budget contains minor tax changes for students, it will not fundamentally
improve access to post-secondary education according to the Canadian
Federation of Students.”
— Canadian Federation of Students

“This is encouraging — a better budget for business than we have seen in the last five years … While it falls short of CME’s standard for tax
competitiveness, it does include measures that will have a real benefit for
— President and CEO of Canadian Manufacturers & Exporters

“The industry is very encouraged by these measures which will helpstimulate and reward capital investment in Canada and are a welcome first step in addressing the tax disadvantage that the Canadian forest products industry currently faces against its international competitors … These measures build on the momentum created through the resolution to the long-standing softwood dispute. — Avrim Lazar, President and CEO of the Forest Products Association of Canada

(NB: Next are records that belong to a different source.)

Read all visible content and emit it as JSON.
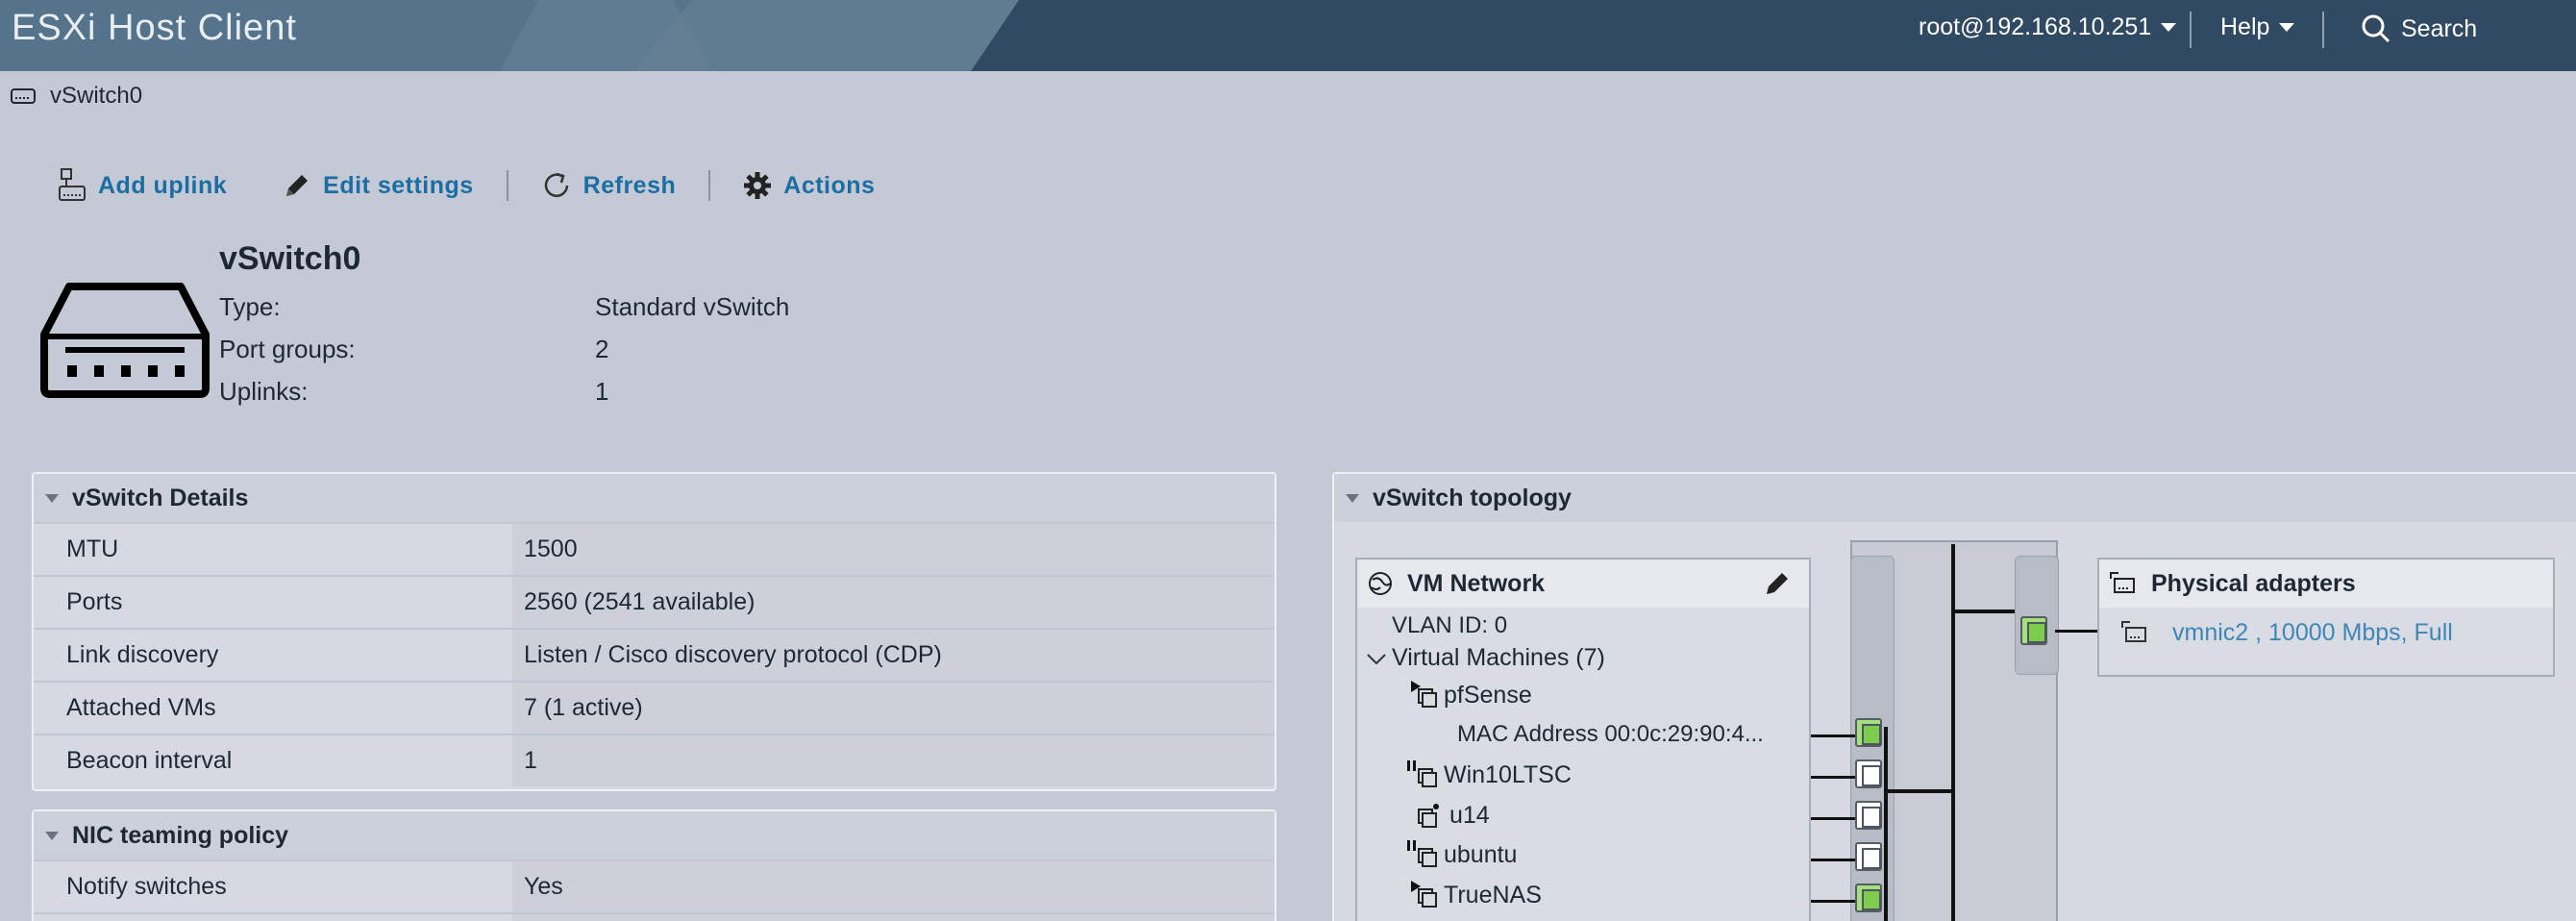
{
  "header": {
    "app_title": "ESXi Host Client",
    "user": "root@192.168.10.251",
    "help": "Help",
    "search": "Search"
  },
  "breadcrumb": {
    "label": "vSwitch0"
  },
  "toolbar": {
    "add_uplink": "Add uplink",
    "edit_settings": "Edit settings",
    "refresh": "Refresh",
    "actions": "Actions"
  },
  "summary": {
    "title": "vSwitch0",
    "rows": [
      {
        "label": "Type:",
        "value": "Standard vSwitch"
      },
      {
        "label": "Port groups:",
        "value": "2"
      },
      {
        "label": "Uplinks:",
        "value": "1"
      }
    ]
  },
  "details": {
    "title": "vSwitch Details",
    "rows": [
      {
        "label": "MTU",
        "value": "1500"
      },
      {
        "label": "Ports",
        "value": "2560 (2541 available)"
      },
      {
        "label": "Link discovery",
        "value": "Listen / Cisco discovery protocol (CDP)"
      },
      {
        "label": "Attached VMs",
        "value": "7 (1 active)"
      },
      {
        "label": "Beacon interval",
        "value": "1"
      }
    ]
  },
  "nic_teaming": {
    "title": "NIC teaming policy",
    "rows": [
      {
        "label": "Notify switches",
        "value": "Yes"
      }
    ]
  },
  "topology": {
    "title": "vSwitch topology",
    "port_group": {
      "name": "VM Network",
      "vlan": "VLAN ID: 0",
      "vms_header": "Virtual Machines (7)",
      "vms": [
        {
          "name": "pfSense",
          "state": "running",
          "port": "on"
        },
        {
          "name": "MAC Address 00:0c:29:90:4...",
          "state": "detail",
          "port": "on"
        },
        {
          "name": "Win10LTSC",
          "state": "paused",
          "port": "off"
        },
        {
          "name": "u14",
          "state": "off",
          "port": "off"
        },
        {
          "name": "ubuntu",
          "state": "paused",
          "port": "off"
        },
        {
          "name": "TrueNAS",
          "state": "running",
          "port": "on"
        }
      ]
    },
    "physical_adapters": {
      "title": "Physical adapters",
      "items": [
        "vmnic2 , 10000 Mbps, Full"
      ]
    }
  },
  "colors": {
    "header_bg": "#2f4a62",
    "link": "#1b6ea3",
    "page_bg": "#c5c9d5",
    "port_active": "#7ccd4c"
  }
}
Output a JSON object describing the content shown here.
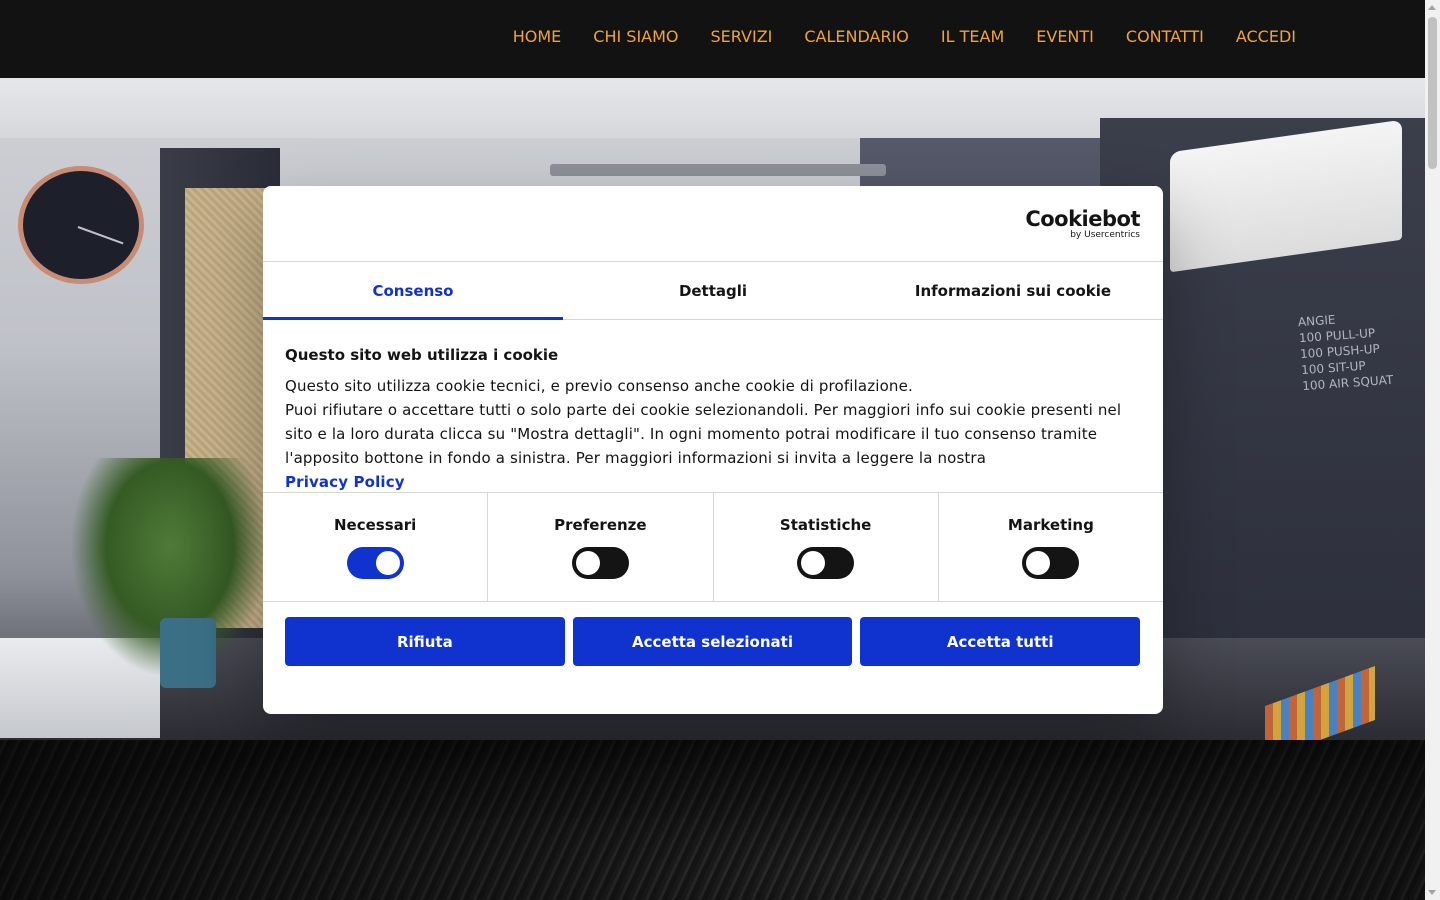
{
  "nav": {
    "items": [
      "HOME",
      "CHI SIAMO",
      "SERVIZI",
      "CALENDARIO",
      "IL TEAM",
      "EVENTI",
      "CONTATTI",
      "ACCEDI"
    ]
  },
  "hero": {
    "chalkboard_lines": [
      "ANGIE",
      "100 PULL-UP",
      "100 PUSH-UP",
      "100 SIT-UP",
      "100 AIR SQUAT"
    ]
  },
  "cookie_dialog": {
    "logo_brand": "Cookiebot",
    "logo_sub": "by Usercentrics",
    "tabs": [
      "Consenso",
      "Dettagli",
      "Informazioni sui cookie"
    ],
    "active_tab": "Consenso",
    "heading": "Questo sito web utilizza i cookie",
    "body_line1": "Questo sito utilizza cookie tecnici, e previo consenso anche cookie di profilazione.",
    "body_line2": "Puoi rifiutare o accettare tutti o solo parte dei cookie selezionandoli. Per maggiori info sui cookie presenti nel sito e la loro durata clicca su \"Mostra dettagli\". In ogni momento potrai modificare il tuo consenso tramite l'apposito bottone in fondo a sinistra. Per maggiori informazioni si invita a leggere la nostra",
    "privacy_link": "Privacy Policy",
    "categories": [
      {
        "label": "Necessari",
        "enabled": true
      },
      {
        "label": "Preferenze",
        "enabled": false
      },
      {
        "label": "Statistiche",
        "enabled": false
      },
      {
        "label": "Marketing",
        "enabled": false
      }
    ],
    "buttons": {
      "reject": "Rifiuta",
      "accept_selected": "Accetta selezionati",
      "accept_all": "Accetta tutti"
    },
    "accent_color": "#1032cf"
  },
  "theme": {
    "nav_link_color": "#f0a33a",
    "nav_bg": "#121212"
  }
}
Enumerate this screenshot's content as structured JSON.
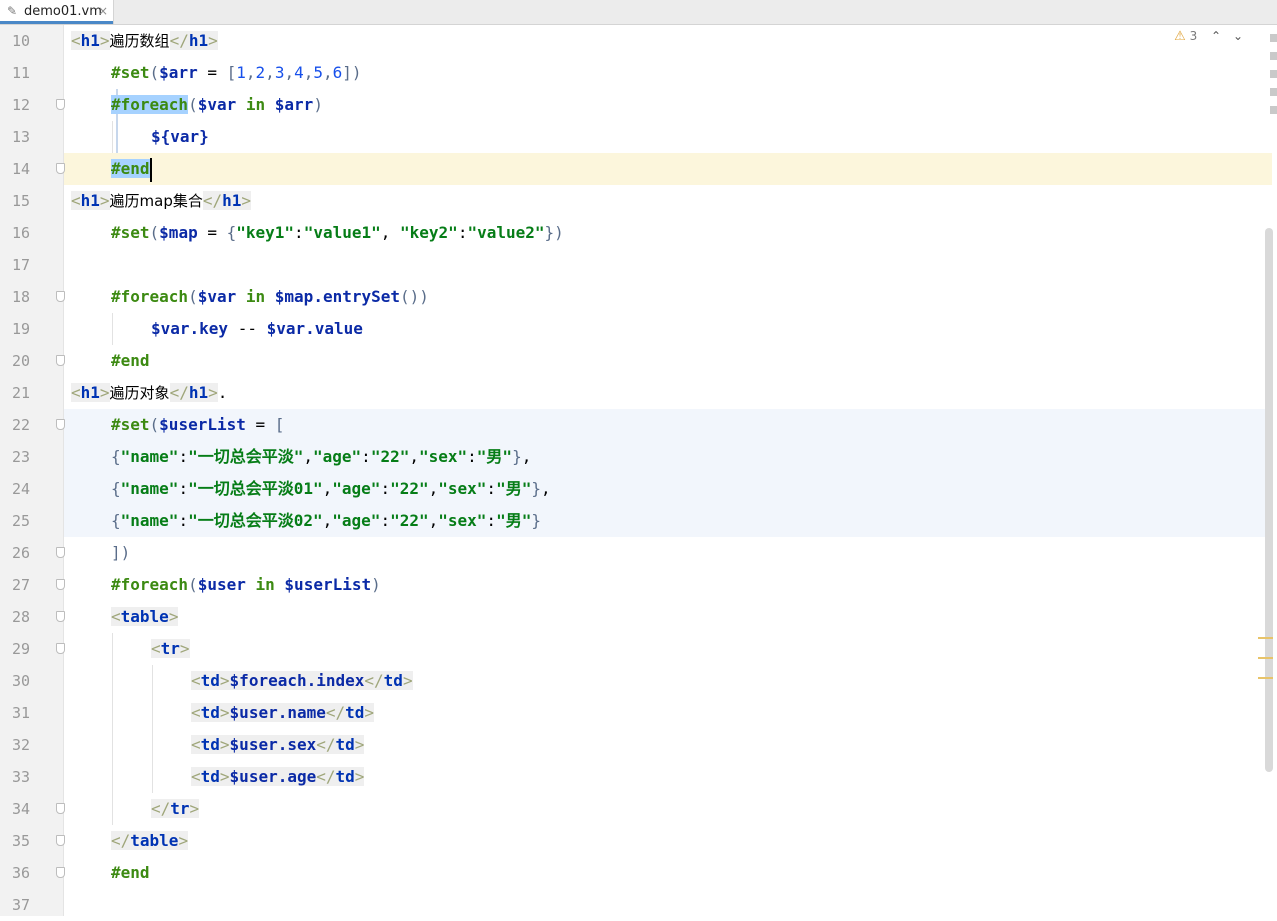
{
  "tab": {
    "icon": "file-icon",
    "name": "demo01.vm",
    "close": "×"
  },
  "inspections": {
    "icon": "warning-icon",
    "glyph": "⚠",
    "count": "3",
    "prev": "⌃",
    "next": "⌄"
  },
  "lines": [
    {
      "no": "10"
    },
    {
      "no": "11"
    },
    {
      "no": "12"
    },
    {
      "no": "13"
    },
    {
      "no": "14"
    },
    {
      "no": "15"
    },
    {
      "no": "16"
    },
    {
      "no": "17"
    },
    {
      "no": "18"
    },
    {
      "no": "19"
    },
    {
      "no": "20"
    },
    {
      "no": "21"
    },
    {
      "no": "22"
    },
    {
      "no": "23"
    },
    {
      "no": "24"
    },
    {
      "no": "25"
    },
    {
      "no": "26"
    },
    {
      "no": "27"
    },
    {
      "no": "28"
    },
    {
      "no": "29"
    },
    {
      "no": "30"
    },
    {
      "no": "31"
    },
    {
      "no": "32"
    },
    {
      "no": "33"
    },
    {
      "no": "34"
    },
    {
      "no": "35"
    },
    {
      "no": "36"
    },
    {
      "no": "37"
    }
  ],
  "code": {
    "h1": "h1",
    "l10_text": "遍历数组",
    "set": "#set",
    "foreach": "#foreach",
    "end": "#end",
    "in": "in",
    "arr": "$arr",
    "var": "$var",
    "l11_vals": [
      "1",
      "2",
      "3",
      "4",
      "5",
      "6"
    ],
    "l13_expr": "${var}",
    "l15_text": "遍历map集合",
    "map": "$map",
    "key1": "\"key1\"",
    "value1": "\"value1\"",
    "key2": "\"key2\"",
    "value2": "\"value2\"",
    "entrySet": ".entrySet",
    "l19_key": "$var.key",
    "l19_sep": "--",
    "l19_val": "$var.value",
    "l21_text": "遍历对象",
    "userList": "$userList",
    "name_k": "\"name\"",
    "age_k": "\"age\"",
    "sex_k": "\"sex\"",
    "name_v1": "\"一切总会平淡\"",
    "name_v2": "\"一切总会平淡01\"",
    "name_v3": "\"一切总会平淡02\"",
    "age_v": "\"22\"",
    "sex_v": "\"男\"",
    "user": "$user",
    "table": "table",
    "tr": "tr",
    "td": "td",
    "f_index": "$foreach.index",
    "u_name": "$user.name",
    "u_sex": "$user.sex",
    "u_age": "$user.age"
  },
  "colors": {
    "keyword": "#3c8a12",
    "variable": "#0b2aa6",
    "number": "#1750eb",
    "string": "#067d17",
    "tag": "#0033b3",
    "current_line": "#fcf6dc",
    "selection": "#a6d2ff"
  }
}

“We are delighted by this announcement of full funding for the Canadian Strategy for Cancer Control … A fully funded Strategy will lead to fewer Canadians developing cancer and will significantly reduce suffering and death from this disease.” — Dr. Barbara Whylie, Canadian Cancer Society

“We’re shocked that the Harper government has cut half a billion dollars out of the post-secondary education funding committed by the previous government … This budget means that Canada’s three granting councils will have to reduce their support for research and graduate fellowships at a time when Canada’s research capability is more important than ever” — Greg Allain, President of the Canadian Association of University Teachers

“We are pleased with the budget’s support for university research, as well as the government’s recognition of the important role that research plays for Canadians … These increases in research funding underline the government’s commitment to promote a more competitive, more productive Canadian economy.” — The Association of Universities and Colleges
of Canada

“The Canadian Urban Transit Association (CUTA) is
very pleased that today’s budget confirms the federal government’s commitment to meaningful and sustainable investment in public transit.”
— Canadian Urban Transit Association

“The one-point cut to the goods and services tax
announced in today’s federal budget is welcome news for Canadian consumers and the small business owners that operate the majority of bar and restaurant
businesses in Canada, says the 31,000-member Canadian Restaurant and
Foodservices Association (CRFA). … A cut to the GST is tax relief that’s hard-wired into the economy … The July 1 reduction in the GST to 6% will provide visible and much-needed tax relief for Canadian consumers on virtually every purchase they make, putting money directly into their pockets.”
— Canadian Restaurant and Foodservices Association

“Canada’s Chartered Accountants are encouraged that
the federal government’s budget focuses on responsible fiscal management,
while promising benefits to individuals, families and small businesses. … The budget provides a focused range of measures directed to meeting the needs of Canadians. … We are encouraged that the government recognizes the need to reallocate funding from existing programs, to support some of these measures, and will continue to focus on reducing the federal debt by at least $3 billion annually.”
— Canada’s Chartered Accountants

“The Canadian Healthcare Association (CHA)
today welcomed the funding announced in Budget 2006 for pandemic preparedness, the Canadian Strategy for Cancer Control, the Child Disability Benefit and post-secondary education infrastructure. Given the lack of specificity in the budget on the Patient Wait Times Guarantee and federal/provincial/territorial responsibilities for health care, the CHA will continue to monitor future developments in these areas.”
— Canadian Healthcare Association

“We acknowledge the good first step that the government has taken with this new Children’s Fitness Tax Credit which will help more children become involved in sport and physical activity … We are confident that this government will soon deliver on its commitment to increase the budget for sport to one per cent of the health budget, which would more than double the current budget for sport and fitness to approximately $300 million a year.” — Chris Rudge, CEO of the Canadian Olympic Committee.